In our first post overviewing the functionalities and purpose of an offender management system, we referenced the state that many corrections agencies currently find themselves in in terms of infrastructure-- maintaining outdated technology, or “legacy systems.”
Though one might think this would be out of a desire to save costs, the truth is just because a technology is out of date does not make it cheaper to maintain. In fact, for many systems, maintaining the old systems can become almost more expensive in the long run when compared with replacing them with a more modern system. This is because there are limited solutions that can work to help the old technology, and in most instances, keeping them running is throwing good money after bad. Similar to an old car that is past its due date, with every fix costing more than the car itself is worth, you begin to wonder-- when does it simply make more financial sense to move forward and replace it with something newer and more reliable, especially when that decision is inevitable?

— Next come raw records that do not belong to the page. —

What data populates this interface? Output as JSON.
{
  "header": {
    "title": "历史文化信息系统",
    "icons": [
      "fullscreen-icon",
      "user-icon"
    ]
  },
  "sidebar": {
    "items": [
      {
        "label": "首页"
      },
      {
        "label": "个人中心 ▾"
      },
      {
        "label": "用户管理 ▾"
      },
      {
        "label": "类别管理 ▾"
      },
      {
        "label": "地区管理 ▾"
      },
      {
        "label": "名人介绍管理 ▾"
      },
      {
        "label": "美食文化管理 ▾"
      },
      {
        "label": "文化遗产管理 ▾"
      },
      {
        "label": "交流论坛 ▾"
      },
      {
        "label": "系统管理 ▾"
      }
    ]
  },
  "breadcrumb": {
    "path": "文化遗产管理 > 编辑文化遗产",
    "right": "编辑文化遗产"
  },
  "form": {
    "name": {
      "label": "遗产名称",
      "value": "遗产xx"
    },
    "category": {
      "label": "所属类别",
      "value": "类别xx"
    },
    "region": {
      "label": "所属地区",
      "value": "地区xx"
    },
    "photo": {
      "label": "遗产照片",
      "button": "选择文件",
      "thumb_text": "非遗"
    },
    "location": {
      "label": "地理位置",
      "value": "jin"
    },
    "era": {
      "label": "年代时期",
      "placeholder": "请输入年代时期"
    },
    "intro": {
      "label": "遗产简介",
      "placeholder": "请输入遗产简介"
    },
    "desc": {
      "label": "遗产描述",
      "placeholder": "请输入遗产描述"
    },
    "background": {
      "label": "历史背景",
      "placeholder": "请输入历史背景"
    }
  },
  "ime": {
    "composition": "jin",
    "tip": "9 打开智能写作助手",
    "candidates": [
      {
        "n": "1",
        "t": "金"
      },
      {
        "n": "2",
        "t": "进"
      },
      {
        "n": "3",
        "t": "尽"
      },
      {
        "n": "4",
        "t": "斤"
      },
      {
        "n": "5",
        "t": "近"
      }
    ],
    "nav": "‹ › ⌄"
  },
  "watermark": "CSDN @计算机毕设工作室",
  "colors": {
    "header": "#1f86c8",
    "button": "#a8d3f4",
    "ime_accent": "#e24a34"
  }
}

And what about the cost that never shows up in the accounting ledger? Like the lack of data or the poor quality of offender data from legacy systems? How do you quantify the difficulty in providing proper treatment and education for offenders based on their unique circumstances because the data is not accessible or easily able to be analyzed because of system data limitations? Corrections agencies spend an inordinate amount of time and resources creating silo systems in spreadsheets and databases to track ancillary information and data to fill these data gaps.
There’s no doubt about it, implementing a new offender management system is a significant investment. As previously mentioned, these technologies manage a vast array of functionalities across multiple institutions, and they must be customized to meet each state’s individual requirements. Technology of this magnitude and specificity is, and always will be, a costly investment.
However, there are two immensely positive and cost effective reasons to consider this change. The first is, unlike legacy systems, modern technology is “evergreen,” meaning that this system will be able to be continually updated, advancing the technology in perpetuity. This also means this is the last upfront investment an agency will need to make for such a system. After implementation, agencies will be able to continue to evolve as technology does, allowing for regular updates.
The second, of course, is the obvious benefit when upgrading to better technology. Instead of siloed systems that cannot communicate with each other or have to be transferred from one institution to the next, there is one, interoperable system that can operate seamlessly between all functions. From accounting to case management to offender history, your team will be able to access records instantly, as well as keep all their own reporting real time and current.
Moreover, with all the advances technology has made, many of these processes will be accessible from the palm of employees hands through mobile technology. And with a younger workforce expecting the latest technology, you can also begin to attract new agency members from a wider pool.
In our future posts, we will also cover not only the headaches the new technology works to alleviate for your staff, freeing up manpower to focus on things that matter more, but also how the increased gathering of data can begin to improve outlooks for the larger public safety goals and, ultimately, work to lower recidivism rates (the tendency of a convicted offender to reoffend.)
As we seek to both educate and learn together through this series, we invite you to share your feedback, comments, and shared experiences.